As Director of the CRS, Collins was responsible for working with communities experiencing conflict over race relations.
LeRoy Collins with President Johnson at the signing of the Civil Rights Act, 1964.
His most prominent role as head of the CRS came in Selma, Alabama, in March 1965.
President Johnson sent Collins to Selma following “Bloody Sunday,” in which Alabama state police violently attacked civil rights marchers attempting to cross the Edmund Pettus Bridge. Collins devised a solution and presented his plan to the opposing sides. Working through the night before the next planned march, Collins convinced state officials to restrain the police and allow activists to proceed.
Ultimately, Collins, working on behalf of President Johnson, helped to avoid a repeat of the ugly violence broadcast across the country just days before.
Left to right: John Lewis, Andrew Young, LeRoy Collins, Martin Luther King Jr., and Coretta Scott King, near Selma, Alabama, 1965.
By intervening on behalf of the federal government at Selma, Collins dealt a fatal blow to his future political aspirations.
When he ran for US Senate in 1968, opponents widely publicized a photograph taken of Collins at Selma. The photograph showed Collins walking alongside prominent civil rights leaders, including Dr. Martin Luther King Jr. Collins was portrayed as too liberal on civil rights, and as a result lost the election.
Following his defeat, LeRoy and Mary Call Collins returned to Tallahassee. He rejoined his law practice and she resumed her commitment to historic preservation.
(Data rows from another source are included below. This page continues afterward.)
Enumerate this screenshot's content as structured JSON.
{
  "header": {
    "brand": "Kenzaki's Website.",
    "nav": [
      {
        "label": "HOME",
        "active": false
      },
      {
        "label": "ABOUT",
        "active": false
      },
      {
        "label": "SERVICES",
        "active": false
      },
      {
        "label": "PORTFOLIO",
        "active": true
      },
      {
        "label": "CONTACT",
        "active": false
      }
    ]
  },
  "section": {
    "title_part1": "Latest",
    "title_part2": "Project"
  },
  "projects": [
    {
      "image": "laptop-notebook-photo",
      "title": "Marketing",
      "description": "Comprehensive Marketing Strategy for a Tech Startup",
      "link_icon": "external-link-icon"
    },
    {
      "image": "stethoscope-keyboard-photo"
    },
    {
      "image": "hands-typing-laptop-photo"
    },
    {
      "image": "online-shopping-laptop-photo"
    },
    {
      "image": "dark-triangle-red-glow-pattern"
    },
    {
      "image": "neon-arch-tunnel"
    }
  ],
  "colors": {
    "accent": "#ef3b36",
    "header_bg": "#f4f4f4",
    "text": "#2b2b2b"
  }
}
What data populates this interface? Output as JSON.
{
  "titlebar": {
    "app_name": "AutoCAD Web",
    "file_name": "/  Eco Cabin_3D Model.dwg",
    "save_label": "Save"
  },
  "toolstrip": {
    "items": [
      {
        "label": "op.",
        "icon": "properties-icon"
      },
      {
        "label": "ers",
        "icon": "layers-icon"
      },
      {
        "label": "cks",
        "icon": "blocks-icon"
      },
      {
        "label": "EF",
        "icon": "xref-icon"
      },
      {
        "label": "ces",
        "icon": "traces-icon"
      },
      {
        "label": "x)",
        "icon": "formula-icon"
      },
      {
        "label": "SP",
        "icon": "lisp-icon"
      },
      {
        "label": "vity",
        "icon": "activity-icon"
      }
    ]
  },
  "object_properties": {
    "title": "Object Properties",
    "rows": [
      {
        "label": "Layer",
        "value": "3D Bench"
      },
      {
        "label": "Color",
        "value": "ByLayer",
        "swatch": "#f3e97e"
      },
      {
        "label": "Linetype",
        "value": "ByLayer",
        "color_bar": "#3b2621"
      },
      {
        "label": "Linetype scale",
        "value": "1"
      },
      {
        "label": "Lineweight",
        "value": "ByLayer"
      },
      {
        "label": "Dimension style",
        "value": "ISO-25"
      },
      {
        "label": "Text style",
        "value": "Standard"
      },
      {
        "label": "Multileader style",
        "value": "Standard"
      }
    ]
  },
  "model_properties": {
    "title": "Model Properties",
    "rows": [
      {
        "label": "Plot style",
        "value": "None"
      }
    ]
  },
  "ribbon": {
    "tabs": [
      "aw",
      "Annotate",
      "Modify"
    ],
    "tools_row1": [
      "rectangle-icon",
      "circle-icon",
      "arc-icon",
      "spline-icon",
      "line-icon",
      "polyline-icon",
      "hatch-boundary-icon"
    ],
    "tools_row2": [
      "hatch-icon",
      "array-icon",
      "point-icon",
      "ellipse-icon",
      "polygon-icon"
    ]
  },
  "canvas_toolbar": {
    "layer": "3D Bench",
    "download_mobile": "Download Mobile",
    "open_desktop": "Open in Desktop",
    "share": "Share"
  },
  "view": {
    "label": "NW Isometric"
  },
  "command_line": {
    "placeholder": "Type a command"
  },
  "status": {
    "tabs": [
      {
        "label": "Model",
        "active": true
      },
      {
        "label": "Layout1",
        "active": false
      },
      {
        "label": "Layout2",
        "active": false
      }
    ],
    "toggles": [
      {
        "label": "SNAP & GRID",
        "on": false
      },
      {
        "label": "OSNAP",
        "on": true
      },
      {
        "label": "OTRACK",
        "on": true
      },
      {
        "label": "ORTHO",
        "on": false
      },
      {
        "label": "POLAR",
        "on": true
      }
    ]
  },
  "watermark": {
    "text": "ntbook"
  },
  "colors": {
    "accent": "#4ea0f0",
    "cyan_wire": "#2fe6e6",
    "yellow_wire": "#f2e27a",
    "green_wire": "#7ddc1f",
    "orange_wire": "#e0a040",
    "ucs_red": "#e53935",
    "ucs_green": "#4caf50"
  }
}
In 1971, Collins published Forerunners Courageous, a collection of short stories on Florida history. He continued his involvement with Florida politics, particularly constitutional revision, and served on the 1977 Florida constitution revision commission. Starting with Governor Reuben Askew, much of Collins’ unfinished business became reality, including legislative reapportionment.
Mrs. Collins dedicated considerable time to local historic preservation projects. She lent energy and her name to the efforts to save the historic Union Bank building and the Old Capitol from destruction. The restored bank now serves as a satellite facility of the Southeast Regional Black Archives, managed by Florida A&M University. The Old Capitol is now home to the Florida Historic Capitol Museum.
LeRoy and Mary Call Collins in front of The Grove, 1980. Photo courtesy Jane Aurell Menton.
The Collins family sold The Grove to the State of Florida in 1985, entrusting the property to the Florida Department of State and ensuring its future use as a museum. Governor Collins passed away at The Grove in 1991. He was followed in death by Mary Call in 2009. Both are laid to rest in the family cemetery on the property.
It is the great and lasting legacy briefly described above which informs current efforts to interpret The Grove. The Department is honored to share this story and to promote a better understanding of the relevance of the past to present and future generations.
902 N. Monroe., Tallahassee, FL 32303
Wednesday, Thursday, and Friday: House tours on the hour, 1, 2 and 3 p.m.
Saturday: House tours on the hour, 10, 11 a.m., Noon, 1, 2 and 3 p.m.
Closed Sunday, Monday, and Tuesday
Group Tours: Tours for groups of ten (10) or more are available at $1.00 per guest. For group tours, please contact the museum in advance to make arrangements.
Grounds open Wednesday to Saturday, 10 a.m. to 4 p.m.